===== SUPPLIED RECORDS

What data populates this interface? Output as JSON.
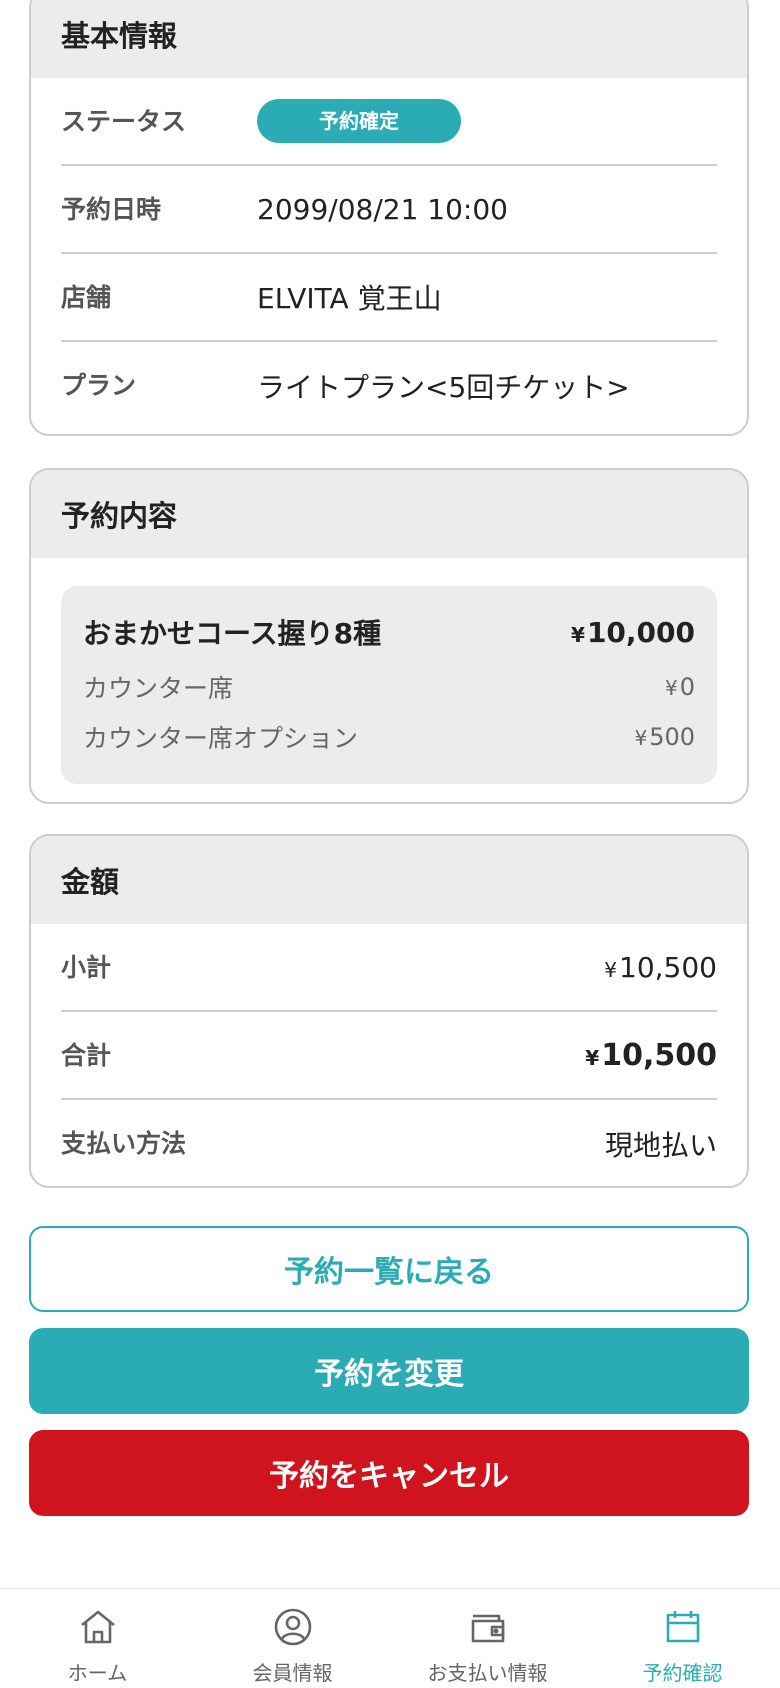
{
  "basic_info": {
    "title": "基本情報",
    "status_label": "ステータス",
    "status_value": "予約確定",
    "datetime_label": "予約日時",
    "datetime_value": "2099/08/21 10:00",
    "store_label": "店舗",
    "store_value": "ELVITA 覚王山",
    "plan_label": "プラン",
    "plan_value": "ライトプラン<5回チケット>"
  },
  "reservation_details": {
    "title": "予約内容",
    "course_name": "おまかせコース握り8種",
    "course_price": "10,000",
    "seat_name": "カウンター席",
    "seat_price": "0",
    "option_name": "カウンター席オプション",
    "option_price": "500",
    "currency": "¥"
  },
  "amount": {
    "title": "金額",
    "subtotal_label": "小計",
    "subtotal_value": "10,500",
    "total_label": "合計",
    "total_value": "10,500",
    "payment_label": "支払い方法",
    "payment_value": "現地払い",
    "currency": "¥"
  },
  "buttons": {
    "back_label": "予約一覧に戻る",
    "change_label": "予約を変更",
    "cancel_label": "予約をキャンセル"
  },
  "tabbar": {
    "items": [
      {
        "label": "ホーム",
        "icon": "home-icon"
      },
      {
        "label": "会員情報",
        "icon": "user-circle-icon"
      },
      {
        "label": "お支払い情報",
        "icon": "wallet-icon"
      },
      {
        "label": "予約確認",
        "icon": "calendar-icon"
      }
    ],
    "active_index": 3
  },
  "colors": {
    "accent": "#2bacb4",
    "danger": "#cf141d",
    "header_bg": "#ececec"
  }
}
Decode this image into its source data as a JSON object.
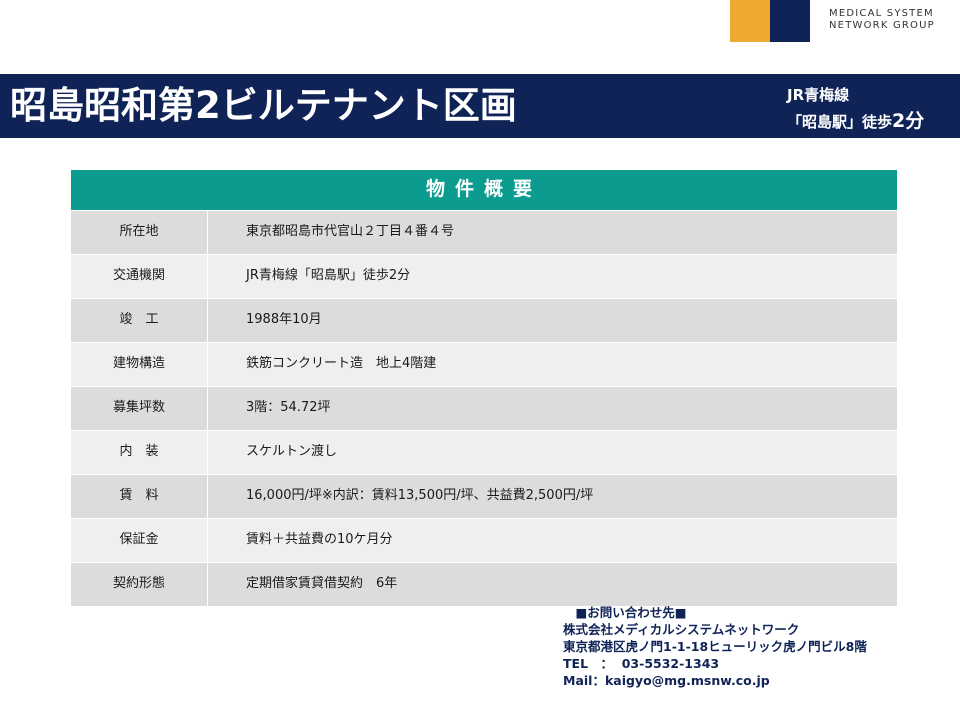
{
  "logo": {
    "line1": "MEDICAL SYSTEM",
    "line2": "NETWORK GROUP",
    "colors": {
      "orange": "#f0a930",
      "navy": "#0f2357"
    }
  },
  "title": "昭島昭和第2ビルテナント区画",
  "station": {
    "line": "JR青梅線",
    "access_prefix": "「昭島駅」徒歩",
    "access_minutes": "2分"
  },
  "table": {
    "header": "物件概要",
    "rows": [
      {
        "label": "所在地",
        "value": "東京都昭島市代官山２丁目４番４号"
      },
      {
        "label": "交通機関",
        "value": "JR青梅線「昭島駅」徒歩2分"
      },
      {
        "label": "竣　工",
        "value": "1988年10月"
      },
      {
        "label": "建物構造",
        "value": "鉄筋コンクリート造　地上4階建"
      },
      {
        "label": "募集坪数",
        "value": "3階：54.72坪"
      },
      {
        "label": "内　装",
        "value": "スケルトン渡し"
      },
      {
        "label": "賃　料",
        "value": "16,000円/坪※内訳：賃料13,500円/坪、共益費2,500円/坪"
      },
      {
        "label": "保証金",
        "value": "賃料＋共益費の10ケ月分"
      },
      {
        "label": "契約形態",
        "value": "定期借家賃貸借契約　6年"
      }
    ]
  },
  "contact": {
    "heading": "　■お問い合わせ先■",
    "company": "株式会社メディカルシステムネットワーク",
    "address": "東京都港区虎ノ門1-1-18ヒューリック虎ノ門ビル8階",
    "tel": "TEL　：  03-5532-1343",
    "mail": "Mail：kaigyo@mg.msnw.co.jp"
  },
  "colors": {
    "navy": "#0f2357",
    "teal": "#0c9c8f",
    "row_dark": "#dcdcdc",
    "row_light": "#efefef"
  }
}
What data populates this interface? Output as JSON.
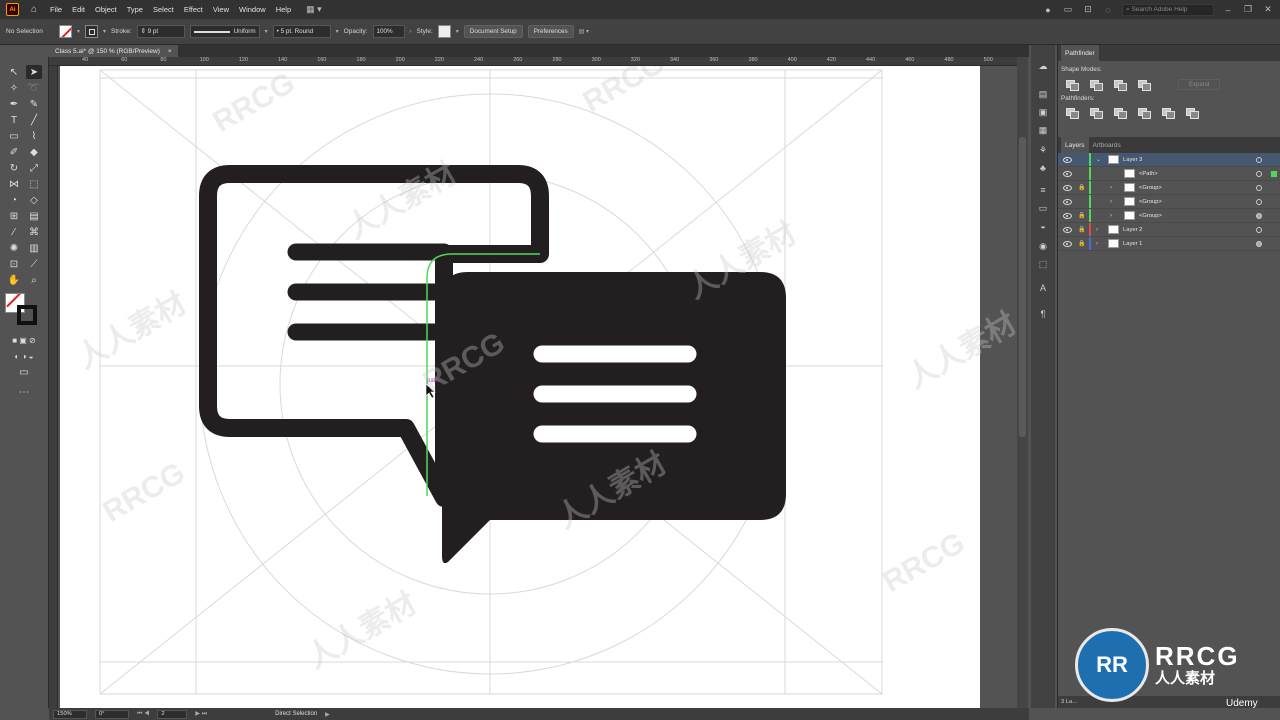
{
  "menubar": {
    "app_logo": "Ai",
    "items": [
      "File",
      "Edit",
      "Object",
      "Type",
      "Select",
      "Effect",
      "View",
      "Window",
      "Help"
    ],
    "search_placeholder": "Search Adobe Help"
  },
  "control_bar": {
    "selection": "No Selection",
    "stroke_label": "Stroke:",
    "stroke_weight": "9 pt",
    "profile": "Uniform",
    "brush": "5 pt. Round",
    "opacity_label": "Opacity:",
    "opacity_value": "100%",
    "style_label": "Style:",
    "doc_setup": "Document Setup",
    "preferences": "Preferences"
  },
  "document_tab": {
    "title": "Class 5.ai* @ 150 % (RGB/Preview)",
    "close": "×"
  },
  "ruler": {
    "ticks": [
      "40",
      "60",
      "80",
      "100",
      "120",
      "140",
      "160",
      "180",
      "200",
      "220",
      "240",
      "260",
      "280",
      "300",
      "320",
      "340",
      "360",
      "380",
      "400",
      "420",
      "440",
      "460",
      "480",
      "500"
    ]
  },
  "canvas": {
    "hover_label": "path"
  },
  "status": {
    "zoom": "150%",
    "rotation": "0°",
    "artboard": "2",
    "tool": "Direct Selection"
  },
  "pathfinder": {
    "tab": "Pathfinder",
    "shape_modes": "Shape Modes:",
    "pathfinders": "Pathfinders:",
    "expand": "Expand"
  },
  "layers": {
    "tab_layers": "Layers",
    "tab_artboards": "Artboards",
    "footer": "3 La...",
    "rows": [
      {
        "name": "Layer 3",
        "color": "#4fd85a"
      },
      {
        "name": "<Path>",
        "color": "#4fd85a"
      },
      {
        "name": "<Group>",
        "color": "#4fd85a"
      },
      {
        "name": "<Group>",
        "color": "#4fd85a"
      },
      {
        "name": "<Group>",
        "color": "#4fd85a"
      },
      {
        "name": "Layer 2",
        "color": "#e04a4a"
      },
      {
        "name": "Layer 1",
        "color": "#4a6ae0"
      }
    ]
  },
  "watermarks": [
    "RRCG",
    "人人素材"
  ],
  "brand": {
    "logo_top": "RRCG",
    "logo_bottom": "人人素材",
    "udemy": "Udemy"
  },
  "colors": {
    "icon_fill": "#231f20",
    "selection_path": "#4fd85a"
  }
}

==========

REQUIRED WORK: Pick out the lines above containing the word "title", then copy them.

WORKED SOLUTION:
    "title": "基本情報",
    "title": "予約内容",
    "title": "金額",
  "title": "昭島昭和第2ビルテナント区画",
    "title": "Class 5.ai* @ 150 % (RGB/Preview)",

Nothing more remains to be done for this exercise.